A vivid memory of growing up on the family farm was an early spring day when migrating snow geese stopped in a nearby field for a lunch break. My father and uncle crept out toward them, guns in hand, to bag a goose or two.
The good news for everyone – the geese, the people who would have had to pluck, cook and eat the critters – is that the birds took flight without any casualties.
That’s roughly how Dr. Thomas Sadler Roberts, above, did his work; gun and then, later, camera in hand, he traveled the state observing, collecting and describing birds and then finally writing, ” The Birds of Minnesota.”
The two-volume set, published in 1932, is still considered a definitive account of the state’s wild avian population.
Sue Leaf has written a biography of Roberts, “A Love Affair with Birds,” and based on her nearly five years of research and interviews describes him as a workaholic. He kept his Minneapolis medical practice going, which included delivering lots of babies and used any spare time to do his birding.
Leaf, from Center City, talks about Roberts today on All Things Considered.
Roberts quit his medical practice at age 57 so he could devote more time to ornithology, although as Leaf points out, he never described himself as an ornithologist, instead calling himself a retired doctor.
He became the first professor of ornithology (an unpaid position) at the University of Minnesota and helped create what would become the U’s Bell Museum of Natural History and devoted himself to educating aspiring classroom teachers about birds.

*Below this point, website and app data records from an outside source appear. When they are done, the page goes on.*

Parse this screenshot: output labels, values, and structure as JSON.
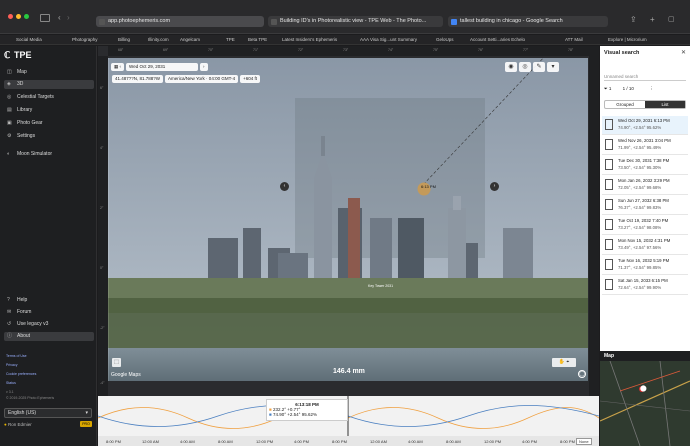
{
  "browser": {
    "url": "app.photoephemeris.com",
    "tabs": [
      {
        "label": "Building ID's in Photorealistic view - TPE Web - The Photo..."
      },
      {
        "label": "tallest building in chicago - Google Search"
      }
    ],
    "bookmarks": [
      "Social Media",
      "Photography",
      "Billing",
      "Illinity.com",
      "Angelcam",
      "TPE",
      "Beta TPE",
      "Latest Insiders's Ephemeris",
      "AAA Visa Sig...unt Summary",
      "GeloUps",
      "Account Setti...aries Echelo",
      "ATT Mail",
      "Explore | Microrium"
    ]
  },
  "sidebar": {
    "logo": "TPE",
    "items": [
      {
        "label": "Map",
        "icon": "map-icon"
      },
      {
        "label": "3D",
        "icon": "cube-icon"
      },
      {
        "label": "Celestial Targets",
        "icon": "target-icon"
      },
      {
        "label": "Library",
        "icon": "library-icon"
      },
      {
        "label": "Photo Gear",
        "icon": "camera-icon"
      },
      {
        "label": "Settings",
        "icon": "gear-icon"
      },
      {
        "label": "Moon Simulator",
        "icon": "moon-icon"
      }
    ],
    "bottom_items": [
      {
        "label": "Help",
        "icon": "help-icon"
      },
      {
        "label": "Forum",
        "icon": "forum-icon"
      },
      {
        "label": "Use legacy v3",
        "icon": "legacy-icon"
      },
      {
        "label": "About",
        "icon": "info-icon"
      }
    ],
    "links": [
      "Terms of Use",
      "Privacy",
      "Cookie preferences",
      "Status"
    ],
    "version": "v 3.1",
    "copyright": "© 2019-2025 Photo Ephemeris",
    "language": "English (US)",
    "user": "Ron Edmier",
    "badge": "PRO"
  },
  "main": {
    "date": "Wed Oct 29, 2031",
    "toolbar": {
      "coords": "41.487??N, 81.788?W",
      "timezone": "America/New York · 04:00 GMT-4",
      "elevation": "+604 ft"
    },
    "moon_label": "6:13 PM",
    "building_label": "Key Tower 2031",
    "focal_length": "146.4 mm",
    "google_label": "Google Maps",
    "ruler_top": [
      "68°",
      "69°",
      "70°",
      "71°",
      "72°",
      "73°",
      "74°",
      "75°",
      "76°",
      "77°",
      "78°"
    ],
    "ruler_left": [
      "6°",
      "4°",
      "2°",
      "0°",
      "-2°",
      "-4°"
    ]
  },
  "timeline": {
    "times": [
      "8:00 PM",
      "12:00 AM",
      "4:00 AM",
      "8:00 AM",
      "12:00 PM",
      "4:00 PM",
      "8:00 PM",
      "12:00 AM",
      "4:00 AM",
      "8:00 AM",
      "12:00 PM",
      "4:00 PM",
      "8:00 PM"
    ],
    "tooltip_time": "6:13:18 PM",
    "sun_row": "232.2°  +0.77°",
    "moon_row": "74.90°  +2.54°  95.62%",
    "zoom": "None"
  },
  "right_panel": {
    "title": "Visual search",
    "search_placeholder": "Unnamed search",
    "filter_count": "1",
    "page_info": "1 / 10",
    "segments": [
      "Grouped",
      "List"
    ],
    "results": [
      {
        "date": "Wed Oct 29, 2031 6:13 PM",
        "values": "74.90°, +2.54° 95.62%"
      },
      {
        "date": "Wed Nov 26, 2031 3:04 PM",
        "values": "71.99°, +2.54° 95.49%"
      },
      {
        "date": "Tue Dec 30, 2031 7:38 PM",
        "values": "73.50°, +2.54° 95.30%"
      },
      {
        "date": "Mon Jan 26, 2032 3:29 PM",
        "values": "72.05°, +2.54° 99.68%"
      },
      {
        "date": "Sun Jun 27, 2032 6:38 PM",
        "values": "76.37°, +2.54° 99.83%"
      },
      {
        "date": "Tue Oct 19, 2032 7:40 PM",
        "values": "73.27°, +2.54° 98.08%"
      },
      {
        "date": "Mon Nov 15, 2032 4:31 PM",
        "values": "73.49°, +2.54° 97.56%"
      },
      {
        "date": "Tue Nov 16, 2032 5:19 PM",
        "values": "71.37°, +2.54° 99.85%"
      },
      {
        "date": "Sat Jan 15, 2033 6:15 PM",
        "values": "72.64°, +2.54° 99.90%"
      }
    ],
    "map_title": "Map"
  }
}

Leaf’s book describes how this son of a privileged family from Philadelphia made Minnesota his home and excelled at medicine and ornithology at a time when the state was a magnet for white settlement and commercial development that altered the natural landscape that Roberts treasured.